In case you think we’ve been putting too much corn in your box, the yield this year is stupendous, plus we can’t store the corn for very long in the cooler. It has to be eaten soon after it is harvested, or it will turn starchy.
From a shareholder:
… I did want to mention that the corn on the cob last week was outstanding! My wife and I loved it. So good.
Young Farmer Gathering, August 13-14
This past weekend, the Biodynamic Initiative for the Next Generation (BING) and Upper Midwest CRAFT hosted a summer gathering of young (and young at heart) farmers and friends. We hosted about 75 people; many of them camped on the farm Saturday night. (One enthusiastic farm family from Colorado arrived early Friday morning to help pack and to see our farming operation in action.) After the torrential rain, I gave a tour of the fields. There were round table discussions on topics relevant to beginning farmers, such as working with chefs and how to secure land tenure; a film about beginning farmers; live music…and…well, you know…it’s a group of young, buff, tan people…maybe some flirting.

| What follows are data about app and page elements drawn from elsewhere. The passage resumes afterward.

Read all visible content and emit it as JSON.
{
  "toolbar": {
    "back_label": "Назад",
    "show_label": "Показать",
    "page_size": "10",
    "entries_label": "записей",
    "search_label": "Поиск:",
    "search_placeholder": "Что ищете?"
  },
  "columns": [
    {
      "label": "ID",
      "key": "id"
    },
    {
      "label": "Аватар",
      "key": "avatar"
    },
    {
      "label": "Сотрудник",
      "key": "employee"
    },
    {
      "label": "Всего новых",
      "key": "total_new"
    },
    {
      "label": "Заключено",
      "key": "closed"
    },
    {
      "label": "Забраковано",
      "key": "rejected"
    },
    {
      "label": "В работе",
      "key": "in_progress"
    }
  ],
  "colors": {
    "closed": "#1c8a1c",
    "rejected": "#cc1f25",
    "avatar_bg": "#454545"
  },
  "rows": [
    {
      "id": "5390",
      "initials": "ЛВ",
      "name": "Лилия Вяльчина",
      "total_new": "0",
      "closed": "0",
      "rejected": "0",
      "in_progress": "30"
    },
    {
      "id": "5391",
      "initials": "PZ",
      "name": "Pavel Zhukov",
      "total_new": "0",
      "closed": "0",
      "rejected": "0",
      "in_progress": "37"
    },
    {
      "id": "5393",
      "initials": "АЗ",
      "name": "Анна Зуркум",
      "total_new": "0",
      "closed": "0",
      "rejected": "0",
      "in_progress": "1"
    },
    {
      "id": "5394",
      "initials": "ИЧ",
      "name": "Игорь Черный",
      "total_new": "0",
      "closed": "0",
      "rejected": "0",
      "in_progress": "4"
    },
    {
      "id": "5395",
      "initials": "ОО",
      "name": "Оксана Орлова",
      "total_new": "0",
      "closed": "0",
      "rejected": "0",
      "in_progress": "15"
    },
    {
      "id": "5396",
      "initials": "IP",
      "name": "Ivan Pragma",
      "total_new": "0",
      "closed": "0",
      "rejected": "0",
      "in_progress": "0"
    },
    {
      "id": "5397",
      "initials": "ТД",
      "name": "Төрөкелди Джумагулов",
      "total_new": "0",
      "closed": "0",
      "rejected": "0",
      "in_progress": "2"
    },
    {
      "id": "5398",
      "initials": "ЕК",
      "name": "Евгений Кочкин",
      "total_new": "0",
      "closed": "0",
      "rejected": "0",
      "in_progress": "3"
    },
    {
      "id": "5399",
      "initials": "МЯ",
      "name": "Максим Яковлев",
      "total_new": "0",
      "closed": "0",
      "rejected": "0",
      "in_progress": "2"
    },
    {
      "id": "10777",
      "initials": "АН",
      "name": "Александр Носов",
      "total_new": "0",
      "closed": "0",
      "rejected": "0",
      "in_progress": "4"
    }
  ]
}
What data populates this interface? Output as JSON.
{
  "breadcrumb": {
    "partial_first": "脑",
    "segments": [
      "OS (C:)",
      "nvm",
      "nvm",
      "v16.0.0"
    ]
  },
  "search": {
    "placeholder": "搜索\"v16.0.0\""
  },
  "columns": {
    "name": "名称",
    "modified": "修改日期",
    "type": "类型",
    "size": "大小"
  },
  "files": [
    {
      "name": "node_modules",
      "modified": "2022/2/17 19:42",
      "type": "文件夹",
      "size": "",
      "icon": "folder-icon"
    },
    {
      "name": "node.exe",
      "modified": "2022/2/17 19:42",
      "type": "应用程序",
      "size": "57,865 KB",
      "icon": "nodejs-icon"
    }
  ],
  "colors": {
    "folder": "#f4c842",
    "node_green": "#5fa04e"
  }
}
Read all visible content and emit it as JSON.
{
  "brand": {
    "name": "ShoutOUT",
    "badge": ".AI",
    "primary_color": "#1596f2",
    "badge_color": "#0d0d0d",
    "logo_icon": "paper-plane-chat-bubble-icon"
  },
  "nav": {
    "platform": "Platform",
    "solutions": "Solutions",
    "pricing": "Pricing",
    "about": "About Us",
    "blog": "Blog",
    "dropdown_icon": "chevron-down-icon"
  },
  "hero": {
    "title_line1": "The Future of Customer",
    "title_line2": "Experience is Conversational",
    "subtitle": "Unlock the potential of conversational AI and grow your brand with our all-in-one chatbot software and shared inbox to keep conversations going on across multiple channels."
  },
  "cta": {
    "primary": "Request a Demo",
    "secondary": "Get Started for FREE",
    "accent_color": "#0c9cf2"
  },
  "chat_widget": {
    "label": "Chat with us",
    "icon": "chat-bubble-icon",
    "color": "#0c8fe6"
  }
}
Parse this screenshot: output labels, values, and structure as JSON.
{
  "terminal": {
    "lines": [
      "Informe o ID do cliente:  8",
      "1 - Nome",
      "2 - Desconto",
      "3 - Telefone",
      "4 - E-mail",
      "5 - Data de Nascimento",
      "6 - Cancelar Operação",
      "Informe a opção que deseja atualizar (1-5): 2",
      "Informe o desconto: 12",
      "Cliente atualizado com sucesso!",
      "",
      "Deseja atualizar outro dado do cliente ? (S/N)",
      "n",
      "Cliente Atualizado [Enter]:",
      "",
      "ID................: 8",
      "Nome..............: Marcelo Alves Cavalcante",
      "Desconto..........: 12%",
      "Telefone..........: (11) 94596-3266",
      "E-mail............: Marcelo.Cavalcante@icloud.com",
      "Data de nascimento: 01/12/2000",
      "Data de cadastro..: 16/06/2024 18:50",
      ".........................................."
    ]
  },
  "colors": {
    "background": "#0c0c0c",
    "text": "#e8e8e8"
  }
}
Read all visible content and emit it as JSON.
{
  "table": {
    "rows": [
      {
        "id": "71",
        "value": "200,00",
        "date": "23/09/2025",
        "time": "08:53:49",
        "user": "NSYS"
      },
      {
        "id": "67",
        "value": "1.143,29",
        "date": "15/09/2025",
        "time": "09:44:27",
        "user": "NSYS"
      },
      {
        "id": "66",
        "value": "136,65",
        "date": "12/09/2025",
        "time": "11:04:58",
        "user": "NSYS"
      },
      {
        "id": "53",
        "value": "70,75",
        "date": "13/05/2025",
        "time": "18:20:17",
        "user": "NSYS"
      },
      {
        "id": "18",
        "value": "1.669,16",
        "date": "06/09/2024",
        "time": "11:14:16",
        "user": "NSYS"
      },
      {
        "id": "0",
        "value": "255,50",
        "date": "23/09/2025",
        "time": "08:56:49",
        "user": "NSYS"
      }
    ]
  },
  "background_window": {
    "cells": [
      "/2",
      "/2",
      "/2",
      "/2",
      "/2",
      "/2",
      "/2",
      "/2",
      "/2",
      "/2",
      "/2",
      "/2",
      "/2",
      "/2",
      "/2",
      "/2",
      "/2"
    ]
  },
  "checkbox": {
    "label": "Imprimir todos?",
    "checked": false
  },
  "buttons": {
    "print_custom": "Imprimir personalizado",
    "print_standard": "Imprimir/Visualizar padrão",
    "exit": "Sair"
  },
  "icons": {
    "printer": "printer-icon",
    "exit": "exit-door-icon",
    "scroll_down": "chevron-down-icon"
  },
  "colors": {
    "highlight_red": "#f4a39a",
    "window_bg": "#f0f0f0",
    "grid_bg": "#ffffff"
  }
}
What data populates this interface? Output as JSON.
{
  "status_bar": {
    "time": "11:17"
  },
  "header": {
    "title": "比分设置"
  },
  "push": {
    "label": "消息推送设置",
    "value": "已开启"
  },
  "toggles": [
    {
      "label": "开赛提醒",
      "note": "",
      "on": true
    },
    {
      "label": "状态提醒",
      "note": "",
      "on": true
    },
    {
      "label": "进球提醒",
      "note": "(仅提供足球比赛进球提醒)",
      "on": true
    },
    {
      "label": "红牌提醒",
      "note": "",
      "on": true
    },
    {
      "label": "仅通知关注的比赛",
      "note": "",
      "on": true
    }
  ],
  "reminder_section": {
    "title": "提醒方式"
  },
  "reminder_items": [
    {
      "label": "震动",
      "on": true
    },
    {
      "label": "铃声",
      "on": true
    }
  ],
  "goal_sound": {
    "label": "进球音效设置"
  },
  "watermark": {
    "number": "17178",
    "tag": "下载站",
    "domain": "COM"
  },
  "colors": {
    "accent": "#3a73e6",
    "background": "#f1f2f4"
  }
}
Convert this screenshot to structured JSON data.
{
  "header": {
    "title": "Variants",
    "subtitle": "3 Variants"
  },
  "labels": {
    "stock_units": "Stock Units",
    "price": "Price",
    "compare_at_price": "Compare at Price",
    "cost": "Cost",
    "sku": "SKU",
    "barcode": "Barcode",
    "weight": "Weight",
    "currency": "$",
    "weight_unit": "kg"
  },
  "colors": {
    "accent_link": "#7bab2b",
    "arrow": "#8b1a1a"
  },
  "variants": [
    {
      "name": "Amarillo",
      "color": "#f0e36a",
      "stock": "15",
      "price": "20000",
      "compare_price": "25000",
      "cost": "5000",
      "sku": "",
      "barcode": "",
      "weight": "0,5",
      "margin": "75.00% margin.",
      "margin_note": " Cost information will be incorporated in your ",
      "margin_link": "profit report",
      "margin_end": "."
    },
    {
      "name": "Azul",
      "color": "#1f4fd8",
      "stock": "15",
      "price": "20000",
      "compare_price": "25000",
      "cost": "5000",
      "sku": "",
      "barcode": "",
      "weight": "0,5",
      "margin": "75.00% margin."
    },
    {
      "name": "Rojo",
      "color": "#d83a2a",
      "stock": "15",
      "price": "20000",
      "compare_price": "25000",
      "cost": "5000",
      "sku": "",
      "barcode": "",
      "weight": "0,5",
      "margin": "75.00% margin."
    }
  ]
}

The new documentary, Farmageddon–the Unseen War on American Family Farms is coming to Chicago. The 5-day premiere begins August 26. Panel discussions, workshops and great food will be featured during a number of special “Meet the Filmmaker” screening events. You are cordially invited! For details, see the Meet the Farmageddon Filmmaker Chicago Events. See the movie trailer at FarmageddonMovie.com.
Angelic Organics Learning Center is hiring a fulltime Office and Program Administrator.
Very Cool Upcoming Programs at the Angelic Organics Learning Center
August 27: Ice Cream, 10am to noon: In this family program, kids and adults together will learn to milk a goat and make ice cream using ingredients mostly from the farm.
August 28: Farm Animal Day for Families, 10 am to 3 pm: Learn all about the farm animals, help the crew care for the livestock, and make a delicious treat.
September 3-4: Family Farm Overnight
Register at least one week in advance. This takes you to the Learning Center August calendar, which has links to all of their programs.
Please Note: this summary is written before you receive your box—please be aware that some guesswork is involved. As always, be sure to thoroughly wash all of your vegetables.
Fruiting Crops – Eggplant, Sweet Corn, Tomatoes, Cucumber, Sweet Peppers & Watermelon or Cantaloupe
Alliums – Onions
Salad Greens –Head Lettuce
Root Crops – Carrots
Herbs – Anise Hyssop, maybe Oregano